There’s this view of medical science that it moves at a glacial pace, that through constant false starts, multiple levels of studies, and a labyrinthine FDA approval process, that it can take years before early promising discoveries could ever bear real fruit. But to work in cancer research right now is to observe human ingenuity and progress in almost real time. Diagnoses that were considered five years ago to be death sentences are now being faced with optimistic prognoses. All this is because of advances in immunotherapy, where scientists train a patient’s own immune system to recognize cancer cells as harmful and attack them. The studies have seen such positive results that scientists are beginning to use a word that they’ve long avoided for fear of overhyping a still nascent treatment: “Cure.”

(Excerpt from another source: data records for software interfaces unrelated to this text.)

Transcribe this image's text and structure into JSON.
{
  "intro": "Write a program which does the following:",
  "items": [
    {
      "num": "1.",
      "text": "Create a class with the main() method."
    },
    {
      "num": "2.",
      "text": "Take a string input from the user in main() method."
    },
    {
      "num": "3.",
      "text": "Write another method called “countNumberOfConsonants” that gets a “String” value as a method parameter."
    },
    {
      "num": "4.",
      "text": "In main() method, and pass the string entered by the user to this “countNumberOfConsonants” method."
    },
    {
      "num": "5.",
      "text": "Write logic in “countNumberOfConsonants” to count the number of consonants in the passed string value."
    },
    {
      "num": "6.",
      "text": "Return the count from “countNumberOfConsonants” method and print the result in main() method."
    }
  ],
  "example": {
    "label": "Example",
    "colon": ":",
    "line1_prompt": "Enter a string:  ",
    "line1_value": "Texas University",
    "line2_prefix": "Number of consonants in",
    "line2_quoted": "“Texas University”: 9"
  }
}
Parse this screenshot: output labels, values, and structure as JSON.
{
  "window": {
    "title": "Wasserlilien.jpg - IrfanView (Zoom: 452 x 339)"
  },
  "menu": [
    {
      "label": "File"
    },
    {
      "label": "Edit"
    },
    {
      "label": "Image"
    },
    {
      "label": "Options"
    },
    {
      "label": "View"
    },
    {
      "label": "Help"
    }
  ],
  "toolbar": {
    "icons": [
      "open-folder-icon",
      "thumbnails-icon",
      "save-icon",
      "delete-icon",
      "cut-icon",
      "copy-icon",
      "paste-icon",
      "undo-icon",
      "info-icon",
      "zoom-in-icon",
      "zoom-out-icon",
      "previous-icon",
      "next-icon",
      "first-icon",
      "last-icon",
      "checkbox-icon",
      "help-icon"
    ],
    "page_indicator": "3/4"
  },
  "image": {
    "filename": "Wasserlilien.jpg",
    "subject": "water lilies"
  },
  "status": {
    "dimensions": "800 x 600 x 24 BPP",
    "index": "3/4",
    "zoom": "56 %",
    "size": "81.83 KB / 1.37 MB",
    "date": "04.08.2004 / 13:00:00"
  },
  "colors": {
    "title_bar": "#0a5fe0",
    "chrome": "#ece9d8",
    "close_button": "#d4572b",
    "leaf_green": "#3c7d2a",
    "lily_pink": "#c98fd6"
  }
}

Take the 2013 Bristol-Myers Squibb study led by Dr. Jedd Wolchok at Memorial Sloan-Kettering Cancer Center in New York City. Doctors used a combination of two drugs—one approved, the other experimental—in 52 melanoma patients, and found that treatment with both immunotherapy drugs resulted in rapid and deep tumor regressions about one-third of the time. This type of immunotherapy uses antibodies, given intravenously, which rev up the immune system. “We are talking about very significant survival rates here, with all the caveats of cross-trial comparison, of course,” Wolchok said. “But these are materially distinct numbers. We have spent several decades in cancer research learning better ways to treat the tumor. Now we are learning how to treat the patient.”